If you have heard of kombucha then it’s possible you’ve heard tell of the mythical scoby creature. Whether you’ve met one or not, it’s perfectly normal to find yourself asking this simple but important question: what the f*#k is a scoby and what does it think it’s doing on top of my brew?
In the days of yore, back when kombucha was mainly associated with New Age communities, celebrity kombucha drinkers who weren’t Madonna or Gwyneth Paltrow were far and few between. Scroll forward several years and things have become a tad more ‘normal’. Everyone’s drinking kombucha these days – you certainly don’t have to be an A-list celebrity with flowers in your hair to look right with a bottle of booch.
How do you serve your booch? I have been seen, on the odd occasion, supping a Smoke House straight out of the bottle, and it is tough to fight the urge to draw off a warm glass of Royal Flush straight out of the fermenter, sweet and fruity with a touch of lanolin. It’s just like milk straight from the cow. But is there a way that you ought to serve your Real Kombucha? What’s the best glass? Should you take it neat? Each to their own I say, but here’s the way I like it.
Without wanting to turn my weekly column into an open therapy session, it does seem I’m rather prone to admitting things. Last week I had to hold my hands up and say that I was, in fact, a non-alcoholic. This week I’ve got to come clean and admit that I’m not a hippy after all.
We don’t like to dwell too much on the science of what we brew; we think you are more interested in sitting back and quaffing a wonderfully rich and refreshing glass of kombucha and leaving the boffin bit to us. But for those that want to understand a bit of what we do, here goes.
As you probably know by now, kombucha is a yeast and bacterial fermentation of sweet tea that produces a drink that sits somewhere along the spectrum of cider, beer and wine. That said, it has a very low alcohol content, has pretty low sugar and only a few calories, and there are those that would have us also believe that it is a cure for almost every ailment in the book. We are not completely convinced, but it certainly makes you feel tip top.
Here’s an admission I never expected to have to make: I’m not an alcoholic. There, I’ve said it. I’ve come clean. I’m 10 years off the booze and, just to nip this in the bud should I end up going out drinking with one of you in the near future, not drinking doesn’t automatically mean I’ve been dealing with my demons.
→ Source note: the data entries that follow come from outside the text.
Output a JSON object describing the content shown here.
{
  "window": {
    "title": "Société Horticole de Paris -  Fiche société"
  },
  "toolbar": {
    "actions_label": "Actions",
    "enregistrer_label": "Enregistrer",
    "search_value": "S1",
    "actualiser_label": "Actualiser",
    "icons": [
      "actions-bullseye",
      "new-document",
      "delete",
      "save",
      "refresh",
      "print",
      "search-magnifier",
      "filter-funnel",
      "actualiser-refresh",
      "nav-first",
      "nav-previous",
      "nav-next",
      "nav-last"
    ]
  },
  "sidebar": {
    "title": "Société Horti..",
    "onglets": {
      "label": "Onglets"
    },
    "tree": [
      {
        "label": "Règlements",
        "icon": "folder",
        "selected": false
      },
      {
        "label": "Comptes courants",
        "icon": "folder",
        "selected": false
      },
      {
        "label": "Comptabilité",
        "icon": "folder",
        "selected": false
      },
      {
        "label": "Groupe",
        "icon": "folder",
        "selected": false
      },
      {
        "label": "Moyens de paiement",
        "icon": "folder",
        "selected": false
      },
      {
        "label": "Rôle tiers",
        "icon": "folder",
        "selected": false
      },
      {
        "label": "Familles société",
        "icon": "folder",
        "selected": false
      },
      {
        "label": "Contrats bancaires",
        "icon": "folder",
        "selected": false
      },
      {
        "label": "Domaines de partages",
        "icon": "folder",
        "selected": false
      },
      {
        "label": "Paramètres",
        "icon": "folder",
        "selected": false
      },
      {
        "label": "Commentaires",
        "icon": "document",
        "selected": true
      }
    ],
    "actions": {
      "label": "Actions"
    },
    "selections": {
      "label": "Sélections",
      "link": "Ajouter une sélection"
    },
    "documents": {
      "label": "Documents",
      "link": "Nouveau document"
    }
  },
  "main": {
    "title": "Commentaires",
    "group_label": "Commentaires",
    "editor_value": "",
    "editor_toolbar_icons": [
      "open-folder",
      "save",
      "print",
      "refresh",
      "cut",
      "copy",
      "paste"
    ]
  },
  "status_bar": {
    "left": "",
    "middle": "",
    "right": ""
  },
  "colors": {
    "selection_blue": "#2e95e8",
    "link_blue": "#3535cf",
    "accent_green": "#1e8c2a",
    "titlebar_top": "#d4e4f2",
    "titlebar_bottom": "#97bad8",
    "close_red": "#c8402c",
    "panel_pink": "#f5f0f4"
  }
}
What’s the best kombucha tea out there? I frequently get asked this question by those starting out. As there are a plethora of teas on the market, along with many drinks masquerading as tea, it’s pretty tough to find your way through it all. So here’s a little of what I’ve learnt during my years brewing booch.